## REQUIRED ACTION
From the first line to the last, return the data exactly as written.

MATERIALS PROVIDED Start Marker

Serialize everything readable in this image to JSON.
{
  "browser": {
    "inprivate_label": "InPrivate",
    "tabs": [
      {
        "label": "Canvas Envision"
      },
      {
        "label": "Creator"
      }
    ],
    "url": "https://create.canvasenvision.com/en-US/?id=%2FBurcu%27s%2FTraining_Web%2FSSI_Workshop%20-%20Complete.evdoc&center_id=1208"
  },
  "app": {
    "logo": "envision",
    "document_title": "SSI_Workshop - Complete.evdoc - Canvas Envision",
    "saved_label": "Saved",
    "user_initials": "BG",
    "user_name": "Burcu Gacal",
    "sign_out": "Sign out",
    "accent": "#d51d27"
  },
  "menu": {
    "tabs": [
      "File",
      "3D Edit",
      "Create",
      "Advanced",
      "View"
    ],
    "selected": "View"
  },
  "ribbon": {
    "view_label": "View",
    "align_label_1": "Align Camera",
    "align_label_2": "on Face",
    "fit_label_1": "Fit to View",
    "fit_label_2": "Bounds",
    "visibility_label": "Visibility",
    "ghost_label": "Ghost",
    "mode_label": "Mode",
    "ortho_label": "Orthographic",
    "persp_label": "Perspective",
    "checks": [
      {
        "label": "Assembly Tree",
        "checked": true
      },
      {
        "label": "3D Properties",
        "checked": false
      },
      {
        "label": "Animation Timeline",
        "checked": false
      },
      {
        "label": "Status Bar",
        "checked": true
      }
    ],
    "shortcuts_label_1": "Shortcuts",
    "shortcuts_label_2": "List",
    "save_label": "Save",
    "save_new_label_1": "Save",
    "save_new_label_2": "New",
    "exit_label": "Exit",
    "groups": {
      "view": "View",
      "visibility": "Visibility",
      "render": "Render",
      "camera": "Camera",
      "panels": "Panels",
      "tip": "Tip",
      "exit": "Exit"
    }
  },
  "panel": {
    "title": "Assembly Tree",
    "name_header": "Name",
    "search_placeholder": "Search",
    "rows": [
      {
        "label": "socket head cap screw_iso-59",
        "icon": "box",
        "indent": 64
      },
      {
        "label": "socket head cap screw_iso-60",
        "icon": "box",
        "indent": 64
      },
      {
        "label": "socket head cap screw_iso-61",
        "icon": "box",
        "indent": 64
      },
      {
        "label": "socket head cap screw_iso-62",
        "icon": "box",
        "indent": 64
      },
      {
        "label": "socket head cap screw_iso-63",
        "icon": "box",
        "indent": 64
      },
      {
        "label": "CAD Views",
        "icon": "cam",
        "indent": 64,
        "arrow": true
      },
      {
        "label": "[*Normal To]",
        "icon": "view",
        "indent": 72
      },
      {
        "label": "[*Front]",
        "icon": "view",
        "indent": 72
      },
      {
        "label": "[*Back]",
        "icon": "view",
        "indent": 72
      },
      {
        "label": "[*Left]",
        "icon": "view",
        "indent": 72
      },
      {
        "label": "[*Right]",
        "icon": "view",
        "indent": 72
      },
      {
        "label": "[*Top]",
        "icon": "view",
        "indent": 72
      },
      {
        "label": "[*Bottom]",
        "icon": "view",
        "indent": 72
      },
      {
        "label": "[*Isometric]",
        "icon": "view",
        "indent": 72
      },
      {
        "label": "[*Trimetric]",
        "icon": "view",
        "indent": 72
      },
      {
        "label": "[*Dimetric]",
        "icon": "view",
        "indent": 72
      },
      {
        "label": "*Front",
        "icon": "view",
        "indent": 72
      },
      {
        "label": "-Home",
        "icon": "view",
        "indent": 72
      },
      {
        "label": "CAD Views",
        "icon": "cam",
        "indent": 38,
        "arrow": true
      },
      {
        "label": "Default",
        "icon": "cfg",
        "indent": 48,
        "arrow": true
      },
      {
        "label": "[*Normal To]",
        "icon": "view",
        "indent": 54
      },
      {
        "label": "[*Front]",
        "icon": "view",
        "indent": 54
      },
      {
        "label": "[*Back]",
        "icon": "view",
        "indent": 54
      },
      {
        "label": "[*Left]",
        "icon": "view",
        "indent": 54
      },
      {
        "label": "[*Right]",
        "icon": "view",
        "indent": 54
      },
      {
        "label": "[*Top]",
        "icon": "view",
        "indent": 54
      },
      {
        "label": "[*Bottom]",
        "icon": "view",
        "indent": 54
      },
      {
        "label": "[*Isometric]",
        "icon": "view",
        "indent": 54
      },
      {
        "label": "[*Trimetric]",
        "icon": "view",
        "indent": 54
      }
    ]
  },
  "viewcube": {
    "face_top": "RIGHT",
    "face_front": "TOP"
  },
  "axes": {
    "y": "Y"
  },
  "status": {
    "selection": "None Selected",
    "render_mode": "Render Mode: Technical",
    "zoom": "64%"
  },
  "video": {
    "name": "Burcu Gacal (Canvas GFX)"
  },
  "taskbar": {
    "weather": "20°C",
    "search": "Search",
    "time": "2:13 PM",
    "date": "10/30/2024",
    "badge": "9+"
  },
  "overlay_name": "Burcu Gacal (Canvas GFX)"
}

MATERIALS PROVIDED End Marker

## FINISHED EXERCISE
Serialize everything readable in this image to JSON.
{
  "browser": {
    "inprivate_label": "InPrivate",
    "tabs": [
      {
        "label": "Canvas Envision"
      },
      {
        "label": "Creator"
      }
    ],
    "url": "https://create.canvasenvision.com/en-US/?id=%2FBurcu%27s%2FTraining_Web%2FSSI_Workshop%20-%20Complete.evdoc&center_id=1208"
  },
  "app": {
    "logo": "envision",
    "document_title": "SSI_Workshop - Complete.evdoc - Canvas Envision",
    "saved_label": "Saved",
    "user_initials": "BG",
    "user_name": "Burcu Gacal",
    "sign_out": "Sign out",
    "accent": "#d51d27"
  },
  "menu": {
    "tabs": [
      "File",
      "3D Edit",
      "Create",
      "Advanced",
      "View"
    ],
    "selected": "View"
  },
  "ribbon": {
    "view_label": "View",
    "align_label_1": "Align Camera",
    "align_label_2": "on Face",
    "fit_label_1": "Fit to View",
    "fit_label_2": "Bounds",
    "visibility_label": "Visibility",
    "ghost_label": "Ghost",
    "mode_label": "Mode",
    "ortho_label": "Orthographic",
    "persp_label": "Perspective",
    "checks": [
      {
        "label": "Assembly Tree",
        "checked": true
      },
      {
        "label": "3D Properties",
        "checked": false
      },
      {
        "label": "Animation Timeline",
        "checked": false
      },
      {
        "label": "Status Bar",
        "checked": true
      }
    ],
    "shortcuts_label_1": "Shortcuts",
    "shortcuts_label_2": "List",
    "save_label": "Save",
    "save_new_label_1": "Save",
    "save_new_label_2": "New",
    "exit_label": "Exit",
    "groups": {
      "view": "View",
      "visibility": "Visibility",
      "render": "Render",
      "camera": "Camera",
      "panels": "Panels",
      "tip": "Tip",
      "exit": "Exit"
    }
  },
  "panel": {
    "title": "Assembly Tree",
    "name_header": "Name",
    "search_placeholder": "Search",
    "rows": [
      {
        "label": "socket head cap screw_iso-59",
        "icon": "box",
        "indent": 64
      },
      {
        "label": "socket head cap screw_iso-60",
        "icon": "box",
        "indent": 64
      },
      {
        "label": "socket head cap screw_iso-61",
        "icon": "box",
        "indent": 64
      },
      {
        "label": "socket head cap screw_iso-62",
        "icon": "box",
        "indent": 64
      },
      {
        "label": "socket head cap screw_iso-63",
        "icon": "box",
        "indent": 64
      },
      {
        "label": "CAD Views",
        "icon": "cam",
        "indent": 64,
        "arrow": true
      },
      {
        "label": "[*Normal To]",
        "icon": "view",
        "indent": 72
      },
      {
        "label": "[*Front]",
        "icon": "view",
        "indent": 72
      },
      {
        "label": "[*Back]",
        "icon": "view",
        "indent": 72
      },
      {
        "label": "[*Left]",
        "icon": "view",
        "indent": 72
      },
      {
        "label": "[*Right]",
        "icon": "view",
        "indent": 72
      },
      {
        "label": "[*Top]",
        "icon": "view",
        "indent": 72
      },
      {
        "label": "[*Bottom]",
        "icon": "view",
        "indent": 72
      },
      {
        "label": "[*Isometric]",
        "icon": "view",
        "indent": 72
      },
      {
        "label": "[*Trimetric]",
        "icon": "view",
        "indent": 72
      },
      {
        "label": "[*Dimetric]",
        "icon": "view",
        "indent": 72
      },
      {
        "label": "*Front",
        "icon": "view",
        "indent": 72
      },
      {
        "label": "-Home",
        "icon": "view",
        "indent": 72
      },
      {
        "label": "CAD Views",
        "icon": "cam",
        "indent": 38,
        "arrow": true
      },
      {
        "label": "Default",
        "icon": "cfg",
        "indent": 48,
        "arrow": true
      },
      {
        "label": "[*Normal To]",
        "icon": "view",
        "indent": 54
      },
      {
        "label": "[*Front]",
        "icon": "view",
        "indent": 54
      },
      {
        "label": "[*Back]",
        "icon": "view",
        "indent": 54
      },
      {
        "label": "[*Left]",
        "icon": "view",
        "indent": 54
      },
      {
        "label": "[*Right]",
        "icon": "view",
        "indent": 54
      },
      {
        "label": "[*Top]",
        "icon": "view",
        "indent": 54
      },
      {
        "label": "[*Bottom]",
        "icon": "view",
        "indent": 54
      },
      {
        "label": "[*Isometric]",
        "icon": "view",
        "indent": 54
      },
      {
        "label": "[*Trimetric]",
        "icon": "view",
        "indent": 54
      }
    ]
  },
  "viewcube": {
    "face_top": "RIGHT",
    "face_front": "TOP"
  },
  "axes": {
    "y": "Y"
  },
  "status": {
    "selection": "None Selected",
    "render_mode": "Render Mode: Technical",
    "zoom": "64%"
  },
  "video": {
    "name": "Burcu Gacal (Canvas GFX)"
  },
  "taskbar": {
    "weather": "20°C",
    "search": "Search",
    "time": "2:13 PM",
    "date": "10/30/2024",
    "badge": "9+"
  },
  "overlay_name": "Burcu Gacal (Canvas GFX)"
}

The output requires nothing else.